Mr Edmond Aceka, the assistant district health officer, says with support from development partners, the health department has scaled up family planning services in rural areas, making it more accessible.
A September survey by Global Forum for Development (GLOFORD), a non-governmental organisation, however, established that most health facilities in Lira were unable to provide quality family planning services because of many challenges.
Mr John Ocen, the project officer in-charge of Health Systems Advocacy Partnership project with GLOFORD, says all the six public health centres visited did not have sufficient number of healthcare providers to meet client demand for permanent family planning information and services, .
Some healthcare providers also acknowledged that they are poorly trained to provide long-acting and permanent methods of family planning.
A midwife at Ogur Health Centre IV says women would demand for a specific method such as IUD, but because they don’t have the knowledge, they would keep referring them. Sometimes the service seekers get discouraged and failed to come back to the facility.
“We have challenges in the knowledge gap. Only one person at Ogur Health Centre is trained on IUD. So, capacity building is needed to most of us,” Ms Acula says.

Call for intervention
For the community to access quality family planning services, Mr Ariko says the gaps should be addressed.
“If a staff of Marie Stopes Uganda, a non-profit making organisation, comes this side, that is when the services are provided. Their role is usually voluntary but they cannot work independently, so they need to be empowered to start providing the services all the time,” Mr Ariko adds.
The GLOFORD’s executive director, Mr Morris Chris Ongom, says family planning is the only way to go if Ugandans are to develop.
“I believe family planning is beyond biology. It is about how many children, when do I give birth, where are the resources to take care of them, because every decision has an implication,” Mr Ongom says.
Mr George Okello Ayo, the Lira District vice chairperson, says they would mobilise and sensitise the community to embrace birth control measures.

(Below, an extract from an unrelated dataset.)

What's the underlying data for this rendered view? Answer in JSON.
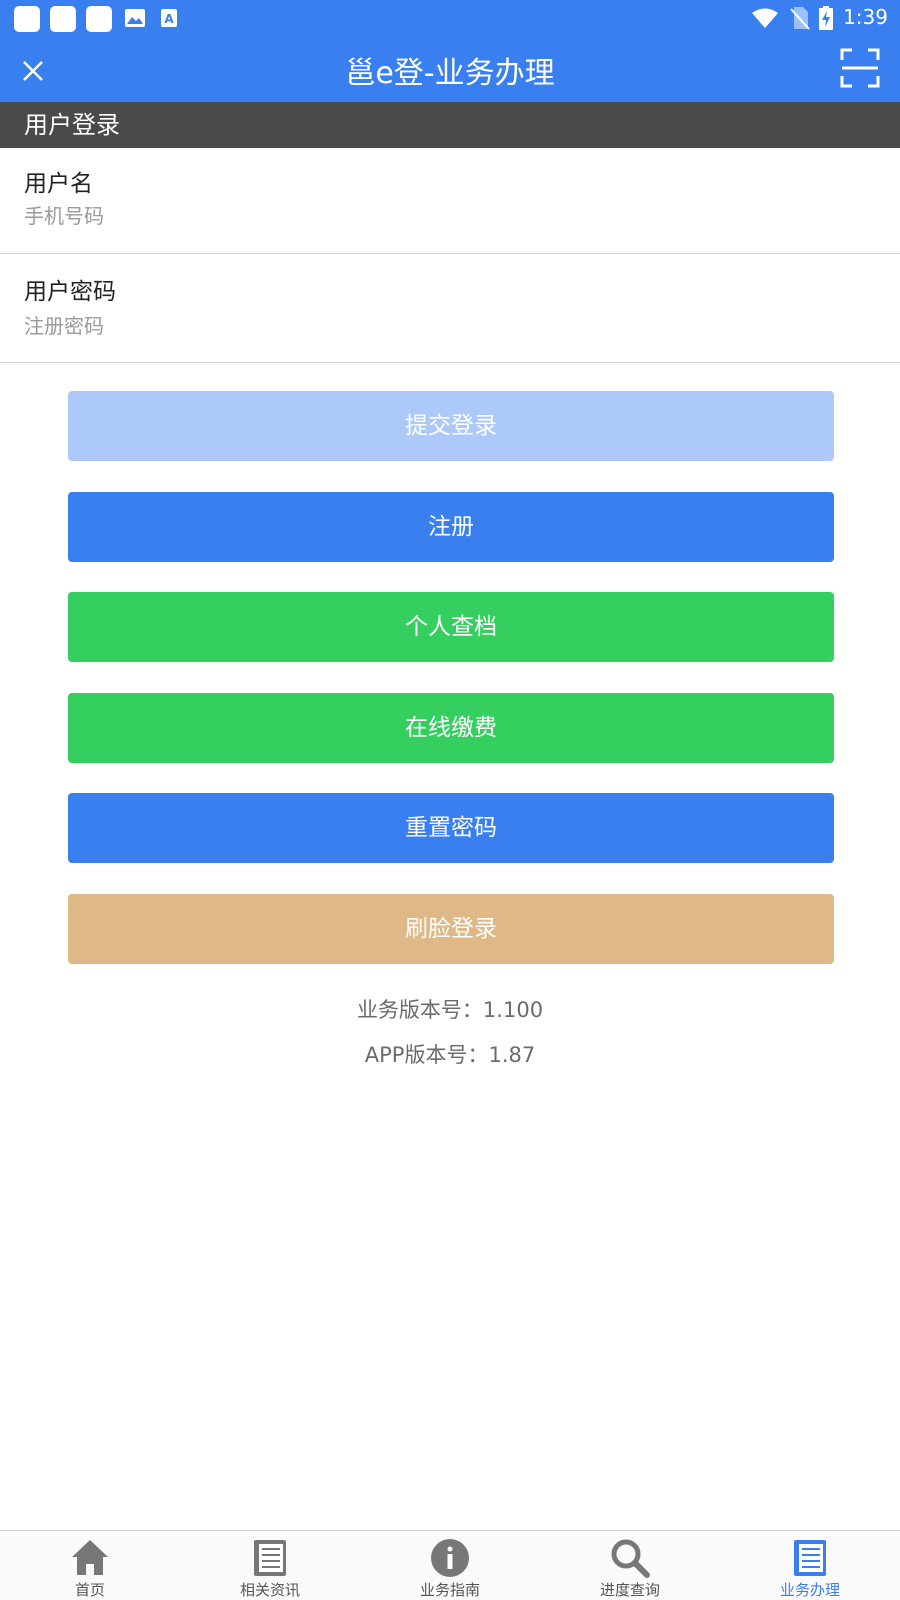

Situational analysis

The 2016 Uganda Demographic and Health Survey carried out by the Uganda Bureau of Statistics (UBS) indicates that Uganda has registered improvement in family planning and reproductive health over the last five years.

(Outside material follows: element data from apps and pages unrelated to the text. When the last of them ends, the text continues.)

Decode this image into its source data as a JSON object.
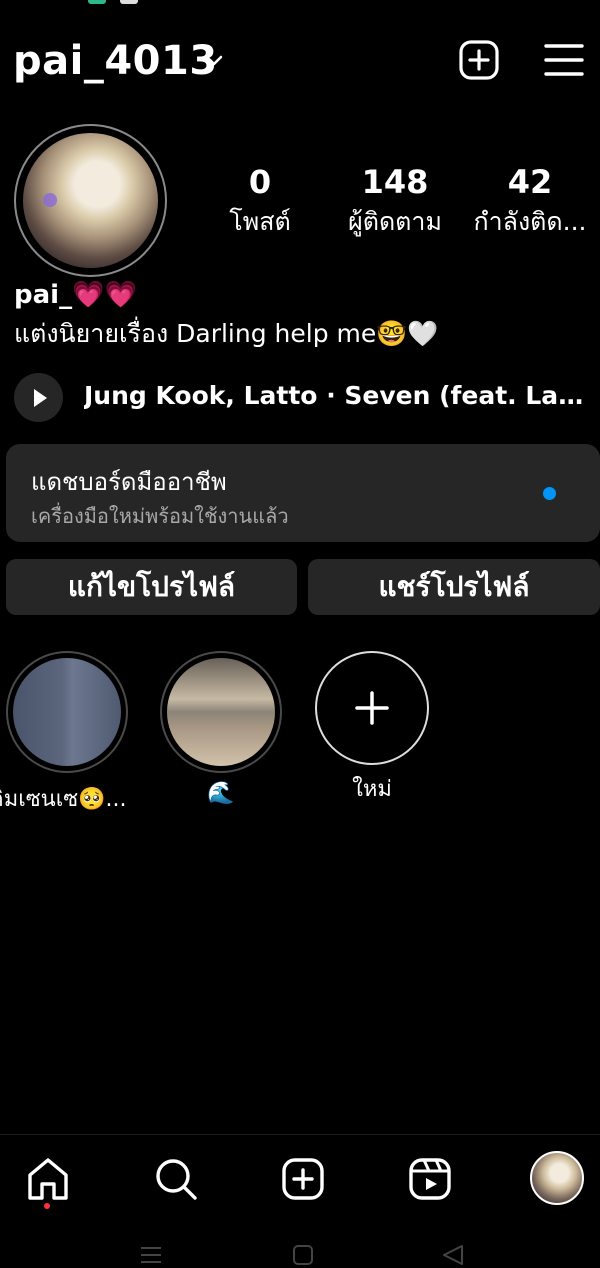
{
  "header": {
    "username": "pai_4013"
  },
  "profile": {
    "stats": [
      {
        "value": "0",
        "label": "โพสต์"
      },
      {
        "value": "148",
        "label": "ผู้ติดตาม"
      },
      {
        "value": "42",
        "label": "กำลังติด..."
      }
    ],
    "display_name": "pai_💗💗",
    "bio": "แต่งนิยายเรื่อง Darling help me🤓🤍"
  },
  "music": {
    "title": "Jung Kook, Latto · Seven (feat. Latto..."
  },
  "dashboard": {
    "title": "แดชบอร์ดมืออาชีพ",
    "subtitle": "เครื่องมือใหม่พร้อมใช้งานแล้ว"
  },
  "buttons": {
    "edit_profile": "แก้ไขโปรไฟล์",
    "share_profile": "แชร์โปรไฟล์"
  },
  "highlights": [
    {
      "caption": "คิมเซนเซ🥺..."
    },
    {
      "caption": "🌊"
    },
    {
      "caption": "ใหม่"
    }
  ],
  "nav": {
    "items": [
      "home-icon",
      "search-icon",
      "create-icon",
      "reels-icon",
      "profile-avatar"
    ],
    "active": "home-icon"
  },
  "colors": {
    "background": "#000000",
    "surface": "#262626",
    "accent_blue": "#0095f6",
    "notification_red": "#ff3040"
  }
}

The report also reveals an increase in the contraceptive prevalence rate (CPR) from 30 per cent in 2011 to 39 per cent in 2016.
Survey findings also reveal that injectables remain the most commonly used contraceptive method at 19 per cent for married women and 21 per cent for sexually active unmarried women.